When President Obama announced last week that all American troops would leave Iraq by the end of the year, we were surely all thinking the same thing: what, no flight suit?
Leaving aside the distinct lack of a “Mission Accomplished” banner and the fact that newscasters (and the American public) seem more surprised to find the president actually keeping one of his campaign promises instead of breaking it, there isn’t much to celebrate.
We’ve been at war for seven years in Iraq. It was a war that intruded on our lives only in brief photographic flashes: toppled statues, handover of this or that power or responsibility, flag-draped coffins, the surge, prisoners sporting hoods and electrodes, names of the dead in the newspaper. The soundbites were catchy enough: shock and awe, hearts and minds, weapons of mass destruction, coalition of the willing, “You go to war with the army you have.” This was the war for which we pleaded with the U.N. and coaxed our allies. This was not the war anyone imagined.
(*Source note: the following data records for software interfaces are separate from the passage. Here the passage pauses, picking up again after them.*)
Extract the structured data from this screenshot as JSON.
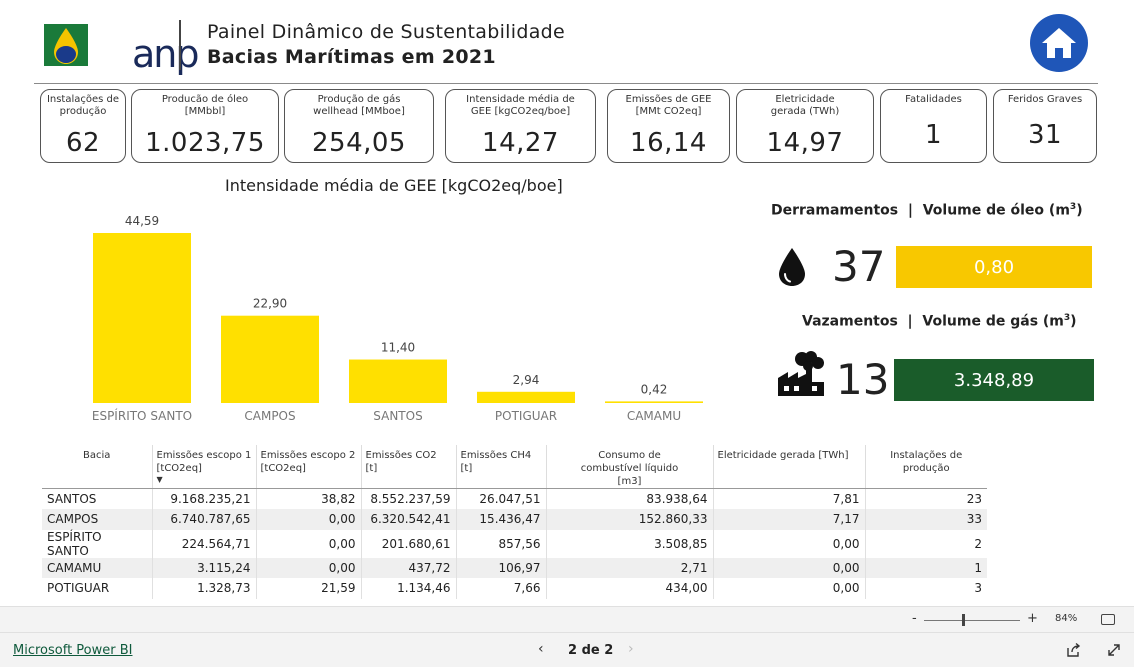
{
  "header": {
    "logo_text": "anp",
    "title_line1": "Painel Dinâmico de Sustentabilidade",
    "title_line2": "Bacias Marítimas em 2021",
    "home_icon": "home-icon"
  },
  "kpis": [
    {
      "label": "Instalações de produção",
      "value": "62"
    },
    {
      "label": "Producão de óleo [MMbbl]",
      "value": "1.023,75"
    },
    {
      "label": "Produção de gás wellhead [MMboe]",
      "value": "254,05"
    },
    {
      "label": "Intensidade média de GEE [kgCO2eq/boe]",
      "value": "14,27"
    },
    {
      "label": "Emissões de GEE [MMt CO2eq]",
      "value": "16,14"
    },
    {
      "label": "Eletricidade gerada (TWh)",
      "value": "14,97"
    },
    {
      "label": "Fatalidades",
      "value": "1"
    },
    {
      "label": "Feridos Graves",
      "value": "31"
    }
  ],
  "chart_title": "Intensidade média de GEE [kgCO2eq/boe]",
  "chart_data": {
    "type": "bar",
    "title": "Intensidade média de GEE [kgCO2eq/boe]",
    "categories": [
      "ESPÍRITO SANTO",
      "CAMPOS",
      "SANTOS",
      "POTIGUAR",
      "CAMAMU"
    ],
    "values": [
      44.59,
      22.9,
      11.4,
      2.94,
      0.42
    ],
    "value_labels": [
      "44,59",
      "22,90",
      "11,40",
      "2,94",
      "0,42"
    ],
    "color": "#ffe000",
    "ylim": [
      0,
      44.59
    ],
    "grid": false
  },
  "spills": {
    "title_left": "Derramamentos",
    "title_right": "Volume de óleo (m",
    "superscript": "3",
    "title_close": ")",
    "count": "37",
    "volume": "0,80",
    "icon": "oil-drop-icon"
  },
  "leaks": {
    "title_left": "Vazamentos",
    "title_right": "Volume de gás  (m",
    "superscript": "3",
    "title_close": ")",
    "count": "13",
    "volume": "3.348,89",
    "icon": "factory-smoke-icon"
  },
  "colors": {
    "accent_yellow": "#f8c800",
    "bar_yellow": "#ffe000",
    "green": "#1a5c2a",
    "home_blue": "#1f56b8"
  },
  "table": {
    "headers": [
      "Bacia",
      "Emissões escopo 1 [tCO2eq]",
      "Emissões escopo 2 [tCO2eq]",
      "Emissões CO2 [t]",
      "Emissões CH4 [t]",
      "Consumo de combustível líquido [m3]",
      "Eletricidade gerada [TWh]",
      "Instalações de produção"
    ],
    "sort_indicator": "▼",
    "rows": [
      [
        "SANTOS",
        "9.168.235,21",
        "38,82",
        "8.552.237,59",
        "26.047,51",
        "83.938,64",
        "7,81",
        "23"
      ],
      [
        "CAMPOS",
        "6.740.787,65",
        "0,00",
        "6.320.542,41",
        "15.436,47",
        "152.860,33",
        "7,17",
        "33"
      ],
      [
        "ESPÍRITO SANTO",
        "224.564,71",
        "0,00",
        "201.680,61",
        "857,56",
        "3.508,85",
        "0,00",
        "2"
      ],
      [
        "CAMAMU",
        "3.115,24",
        "0,00",
        "437,72",
        "106,97",
        "2,71",
        "0,00",
        "1"
      ],
      [
        "POTIGUAR",
        "1.328,73",
        "21,59",
        "1.134,46",
        "7,66",
        "434,00",
        "0,00",
        "3"
      ]
    ]
  },
  "zoom": {
    "minus": "-",
    "plus": "+",
    "percent": "84%"
  },
  "footer": {
    "brand": "Microsoft Power BI",
    "page_label": "2 de 2",
    "prev": "‹",
    "next": "›"
  }
}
When Obama received the Nobel Peace Prize in 2009, he defended the use of military intervention, saying, “The instruments of war do have a role to play in preserving the peace.” There is probably not much else to say when you are accepting the award as the overseer of two wars, a fact he himself acknowledged. The political calculus of our actions in Iraq is not much fun to untangle when it comes to peace in the region, and hindsight seems to compound and confirm worst-case conclusions. The removal of a dictator who attacked his neighbors and terrorized his people in exchange for ongoing violence and instability within the country is not much of a trade.
Is Iraq our generation’s Vietnam? There are similarities: bad ideas, poor execution, a sinkhole of blood and money. But it is a war removed from our daily lives that has never held the same significance for us. No one was drafting us—or our friends or family—to fight. We (mostly) didn’t march in the streets or on campus demanding answers. And now, seven years later, the war is over, and we hardly had to do anything. Maybe we really will be out by the end of the year, but we’re fooling ourselves if we think we can wash our hands of it at last. Iraq is much more like the Hotel California than the beaches of Normandy; we may be checking out now, but just because the troops are leaving doesn’t mean we ever will. “You break it, you buy it” doesn’t always apply to military intervention (though then-Secretary of State Colin Powell used the same analogy when advising President Bush in the summer of 2002). You could argue that because of all the ways we have failed in Iraq, the one thing we have left after all of this is an obligation to stay involved to work for a better future. Even if you disagree, we will have to live with the Iraq war and its consequences for the rest of our lives, perhaps in a way that will affect us more than it ever did when we were fighting for ground or chasing down Saddam. This is how we started the twenty-first century.